only the best players, but the most successful teams have contained the most moral and religious men. In a class prayer-meeting I once heard a man, who was for two years a most valuable player (a captain one of those years), declare that the great success of the team the previous season was, in his opinion, due to the fact that "among the team and substitutes there were so many praying men." As it was with this man, so it has ever been with the successful captains as well as the successful coachers at Yale. They have been God-fearing men, upright in action and clean in speech.
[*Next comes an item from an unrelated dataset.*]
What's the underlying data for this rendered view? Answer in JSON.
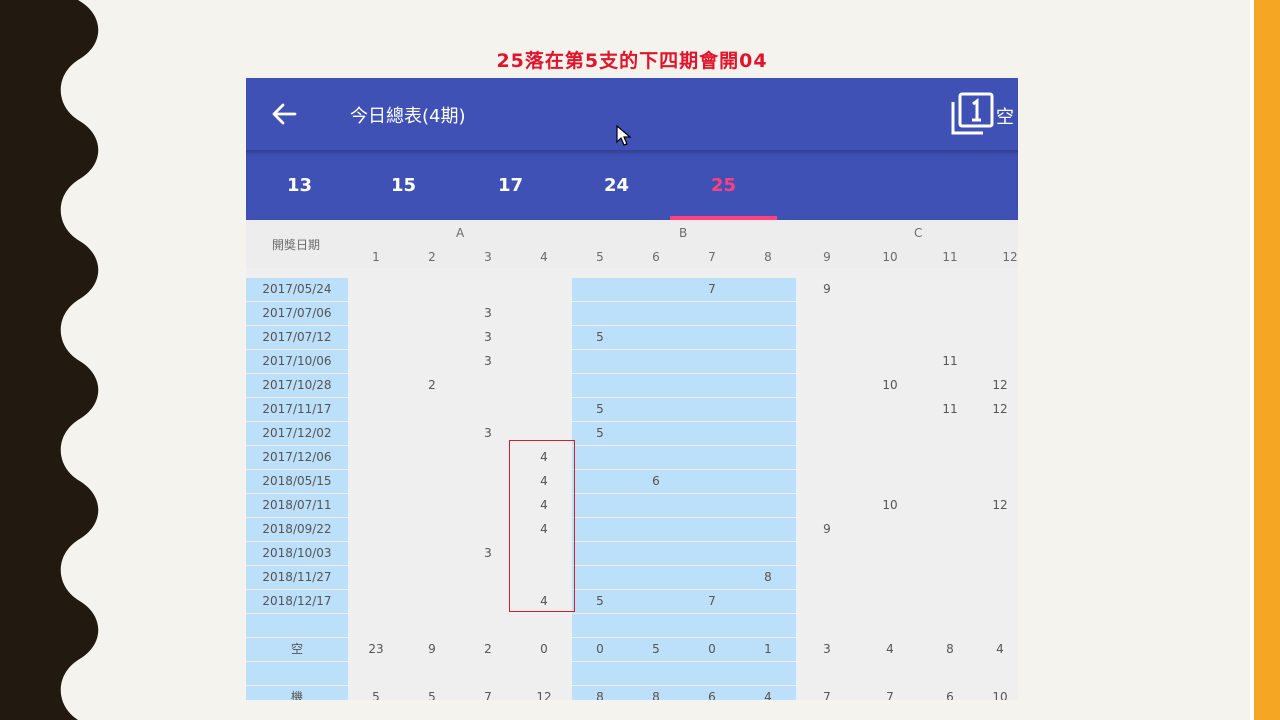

With reference to the colleges, the good effects of the game of football which they produce in common with the other sports need only a passing mention. Among these may be instanced the esprit de corps to which they give rise, the healthy excitements necessary to young men which they furnish—excitements which, for many, replace and moderate, if they do not entirely drive out, the old excitements of gambling and drinking, gate-stealing, contests between town and gown, formerly so prevalent and so difficult to deal with on the part of the college authorities. But in addition to these and other benefits to the college world, football with its contests and training comes at a time of the year when it does the most good not only in the directions mentioned, but in two other ways. Boys who are just entering college and, who are for the first time in their careers freed from the restraints of school or home, it introduces to a new discipline, a discipline of their fellows, and to new ideals, which, if not the highest, are at least respectable and worthy of imitation. It brings many of them in contact with the best men in college, and saves not a few of them from wasting their idle hours in foolish and hurtful dissipation. Again, it absorbs the attention of all the college to such a degree as to divert the minds of many of those upper classmen who formerly thought they had a mission to perform in acquainting the new men with the submission required of them in their college home. The discipline of the sport coming at the time it does has almost entirely done away with that occupation. The freshmen have learned their lesson in a better way, under better instructors. The discipline of football has almost banished the discipline of hazing, or left it tame and without excuse for its existence.
To the public the sport is most valuable, especially for those who have boys to educate. The game has spread from the colleges to the schools. The discipline of play has helped the discipline of the study room. Indeed, it has supplemented it with a new education. It has furnished stronger bodies with better brains. It has given an antidote to excessive culture, which often enfeebles the body while it refines the mind. It has given